Dr Coffelt’s team have also discovered that gamma delta T cells make large amounts of a molecule called NKG2D, and they are now investigating how NKG2D is turned on and what role it plays.
The researchers are studying how the behaviour of the immune system changes when breast cancer spreads to organs such as the lungs in mice. They are tracking where immune cells can be found, and whether stimulating NKG2D affects the spread of the disease.
It is hoped that this research could lead to the creation of new immunotherapies for breast cancer which can retrain gamma delta T cells and the body’s immune system to recognise and destroy cancer cells.
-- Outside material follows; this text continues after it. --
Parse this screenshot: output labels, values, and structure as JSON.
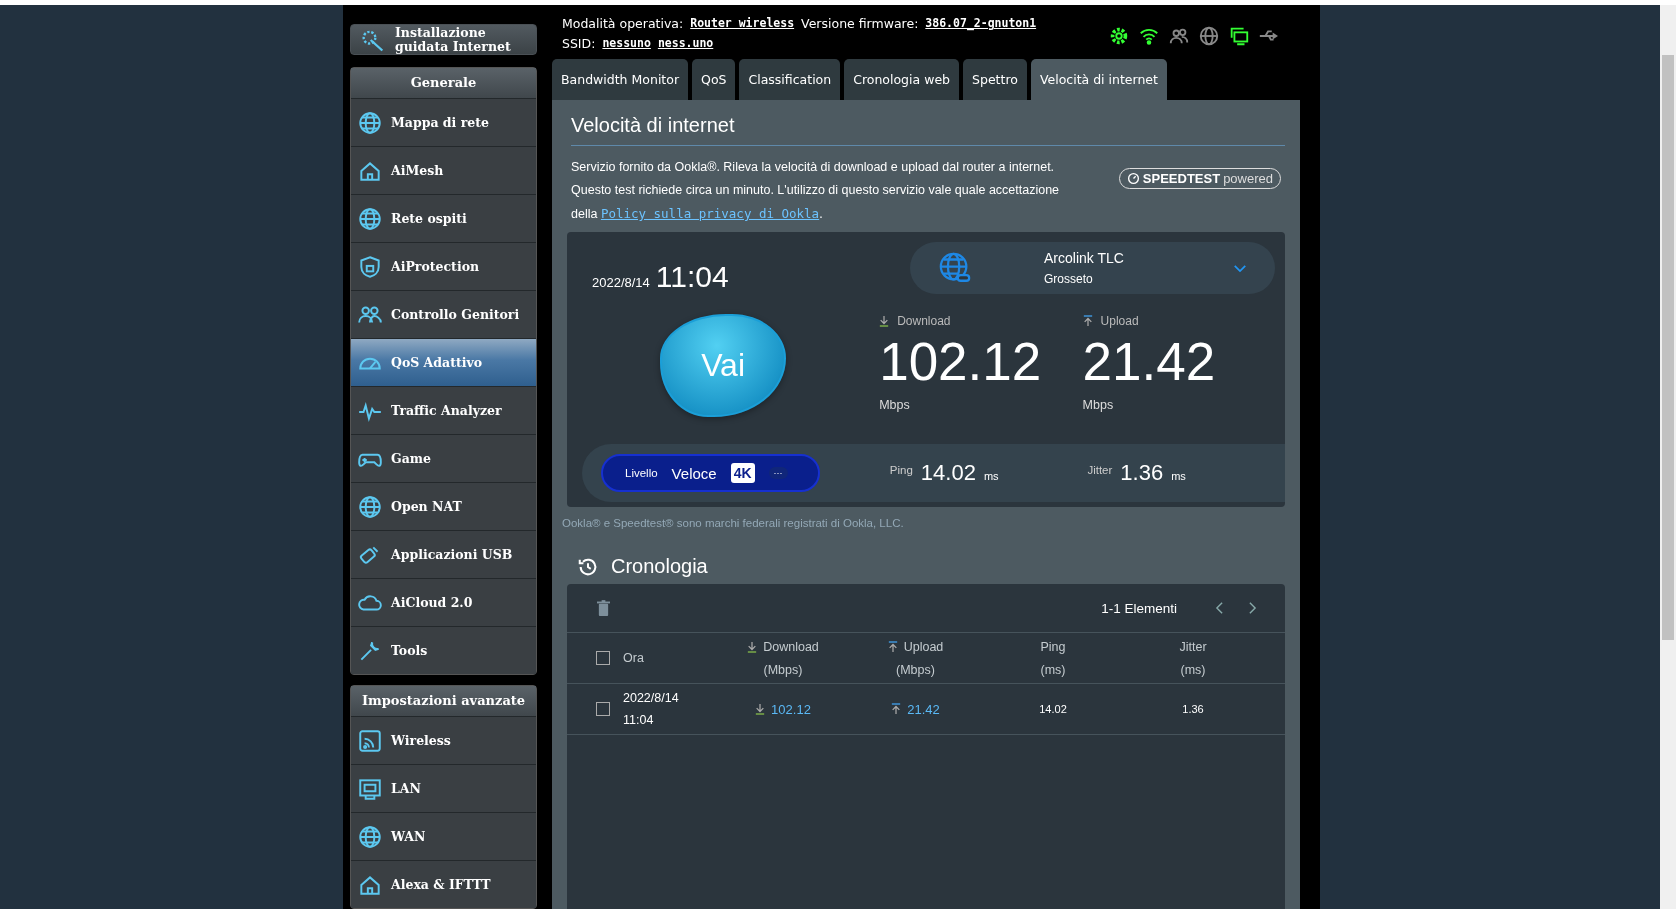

With the first wave of the pandemic having paused the NHS breast screening programme Breast Cancer Now estimated that around 8,600 women may have been living with undetected breast cancer, and the significant backlog of appointments is now combined with unprecedented pressures on the NHS from both the second wave and winter challenges. Research into developing new effective breast cancer treatments is therefore more important than ever as when breast cancer is diagnosed later it is harder to treat, and there is an increased risk of the disease spreading.
Dr Seth Coffelt, study lead at the University of Glasgow, said:
Nature designed gamma delta T cells to be flexible. These cells normally sense problems and alert other immune cells to danger; but breast tumours take advantage of this natural flexibility to support the spread of cancer.
We know that breast cancer cells can communicate with gamma delta T cells and change their behaviour so that the immune system doesn’t react to cancer - understanding how cancer cells do this could open up new treatment options.
We are very excited to receive this funding to study the interaction between breast tumours and gamma delta T cells as if we understand this our hope is that we can develop an immunotherapy that helps the immune system to recognise and get rid of cancer.
Dr Kotryna Temcinaite, Senior Research Communications Manager at Breast Cancer Now, which is funding the study, said:
Together with Secondary1st we are delighted to be funding this important and much-needed study into understanding how breast cancer tricks the immune system into helping it grow and spread. The coronavirus pandemic has had a huge impact on research across the country, but it is vital that we continue to do everything we can to support researchers to continue their vital work.
Once breast cancer has spread it can be treated for some time but it can’t currently be cured. With around 1,000 people in Scotland still dying each year, we urgently need to find new ways to prevent the disease spreading and to treat it more effectively when it does.
This research will help us to understand the molecular detail of how breast cancer can turn off the immune response, with the exciting prospect of developing new immunotherapy treatments that could turn it back on; a discovery that could stop breast cancer from spreading and ultimately reduce the number of deaths from this disease.
Anyone concerned about the risk of their breast cancer returning or spreading can speak to our expert cancer nurses by calling our free Helpline on 0808 800 6000.
Breast Cancer Now currently invests £2 million of funding across 12 breast cancer research projects in Scotland, all of which are working to discover how to prevent the disease, save more lives, and enable more women who have breast cancer to live well with it. To date, the charity has invested over £15 million in world-class breast cancer research in Scotland.
For more information on how Breast Cancer Now is supporting people affected by breast cancer through its support services during the pandemic, and providing hope for the future through research, please visit breastcancernow.org.